UC Davis Comprehensive Cancer Center. "Novel drug action against solid tumors explained." ScienceDaily. ScienceDaily, 11 August 2014. <www.sciencedaily.com/releases/2014/08/140811151123.htm>.
UC Davis Comprehensive Cancer Center. (2014, August 11). Novel drug action against solid tumors explained. ScienceDaily. Retrieved December 21, 2014 from www.sciencedaily.com/releases/2014/08/140811151123.htm
UC Davis Comprehensive Cancer Center. "Novel drug action against solid tumors explained." ScienceDaily. www.sciencedaily.com/releases/2014/08/140811151123.htm (accessed December 21, 2014).

Share This


More From ScienceDaily



More Health & Medicine News

Sunday, December 21, 2014

Featured Research

from universities, journals, and other organizations


Featured Videos

from AP, Reuters, AFP, and other news services

The Best Tips to Curb Holiday Carbs

The Best Tips to Curb Holiday Carbs

Buzz60 (Dec. 19, 2014) It's hard to resist those delicious but fattening carbs we all crave during the winter months, but there are some ways to stay satisfied without consuming the extra calories. Vanessa Freeman (@VanessaFreeTV) has the details. Video provided by Buzz60
Powered by NewsLook.com
Sierra Leone Bikers Spread the Message to Fight Ebola

Sierra Leone Bikers Spread the Message to Fight Ebola

AFP (Dec. 19, 2014) More than 100 motorcyclists hit the road to spread awareness messages about Ebola. Nearly 7,000 people have now died from the virus, almost all of them in west Africa, according to the World Health Organization. Video provided by AFP
Powered by NewsLook.com
Researchers Test Colombian Village With High Alzheimer's Rates

Researchers Test Colombian Village With High Alzheimer's Rates

AFP (Dec. 19, 2014) In Yarumal, a village in N. Colombia, Alzheimer's has ravaged a disproportionately large number of families. A genetic "curse" that may pave the way for research on how to treat the disease that claims a new victim every four seconds. Duration: 02:42 Video provided by AFP
Powered by NewsLook.com
The Best Protein-Filled Foods to Energize You for the New Year

The Best Protein-Filled Foods to Energize You for the New Year

Buzz60 (Dec. 19, 2014) The new year is coming and nothing will energize you more for 2015 than protein-filled foods. Fitness and nutrition expert John Basedow (@JohnBasedow) gives his favorite high protein foods that will help you build muscle, lose fat and have endless energy. Video provided by Buzz60
Powered by NewsLook.com

Search ScienceDaily

Number of stories in archives: 140,361

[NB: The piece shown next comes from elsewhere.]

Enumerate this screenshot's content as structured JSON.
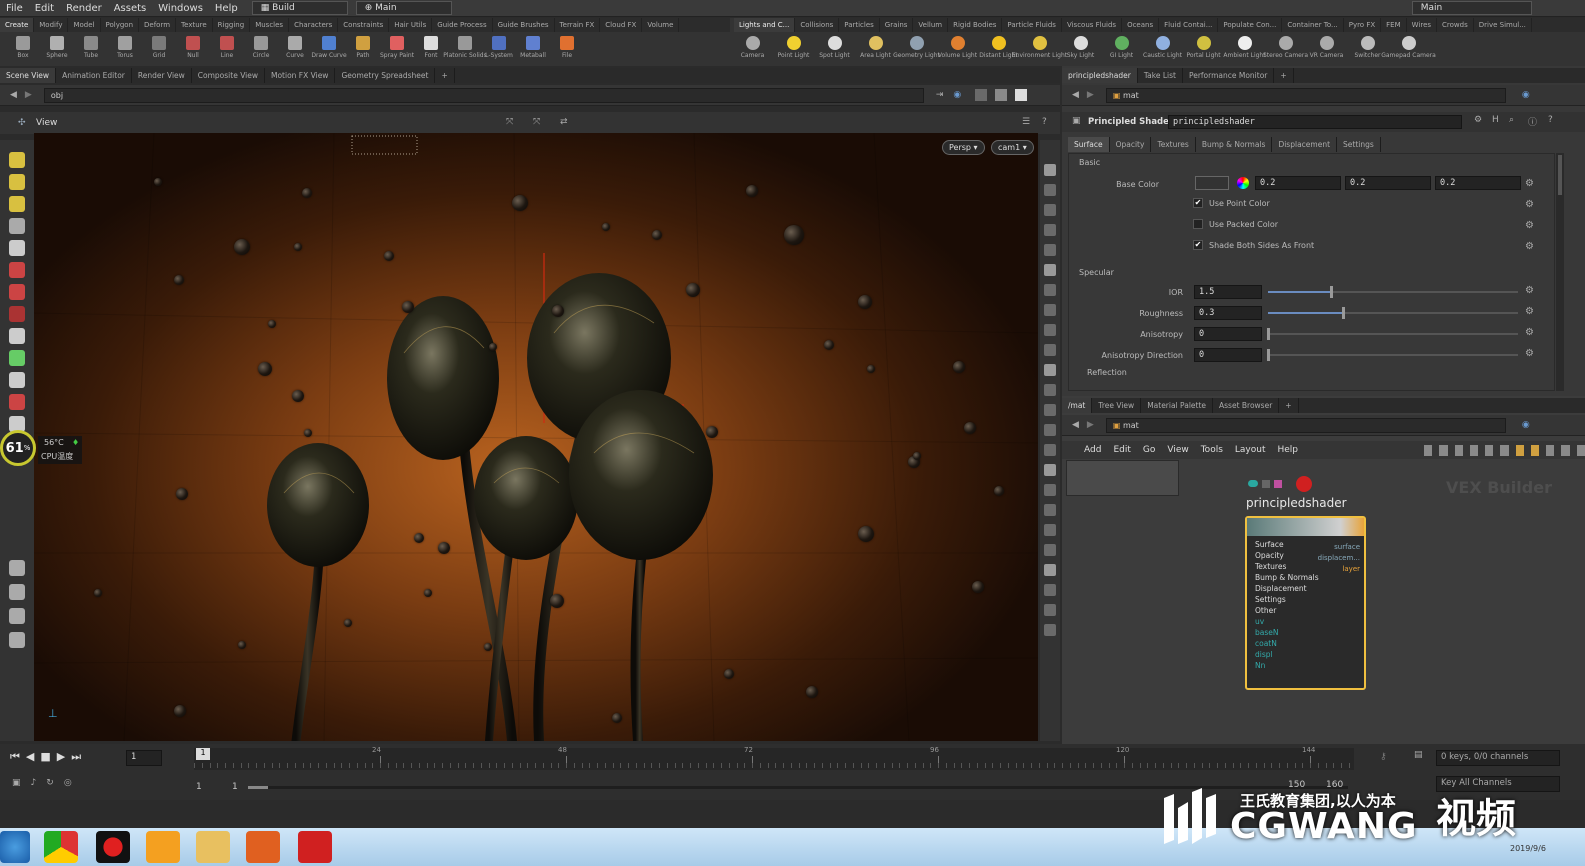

Find with keyword(s):
Enter a keyword or phrase to search ScienceDaily for related topics and research stories.

Save/Print:
Share:

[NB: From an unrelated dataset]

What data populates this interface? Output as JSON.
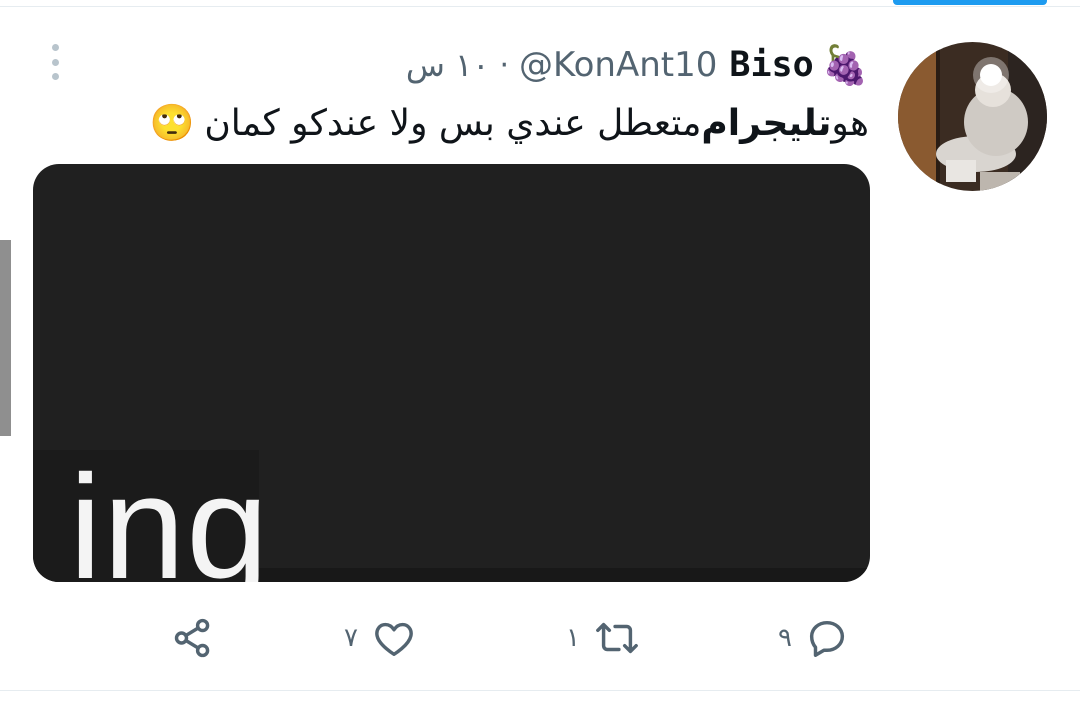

Breaking News:

Strange & Offbeat Stories


Health & Medicine

Mind & Brain

Living & Well

In Other News

... from NewsDaily.com

Science News

Health News

Environment News

Technology News



Save/Print:
Share:

Free Subscriptions


Get the latest science news with ScienceDaily's free email newsletters, updated daily and weekly. Or view hourly updated newsfeeds in your RSS reader:

Get Social & Mobile


Keep up to date with the latest news from ScienceDaily via social networks and mobile apps:

Have Feedback?


Tell us what you think of ScienceDaily -- we welcome both positive and negative comments. Have any problems using the site? Questions?
Mobile: iPhone Android Web
Follow: Facebook Twitter Google+
Subscribe: RSS Feeds Email Newsletters
Latest Headlines Health & Medicine Mind & Brain Space & Time Matter & Energy Computers & Math Plants & Animals Earth & Climate Fossils & Ruins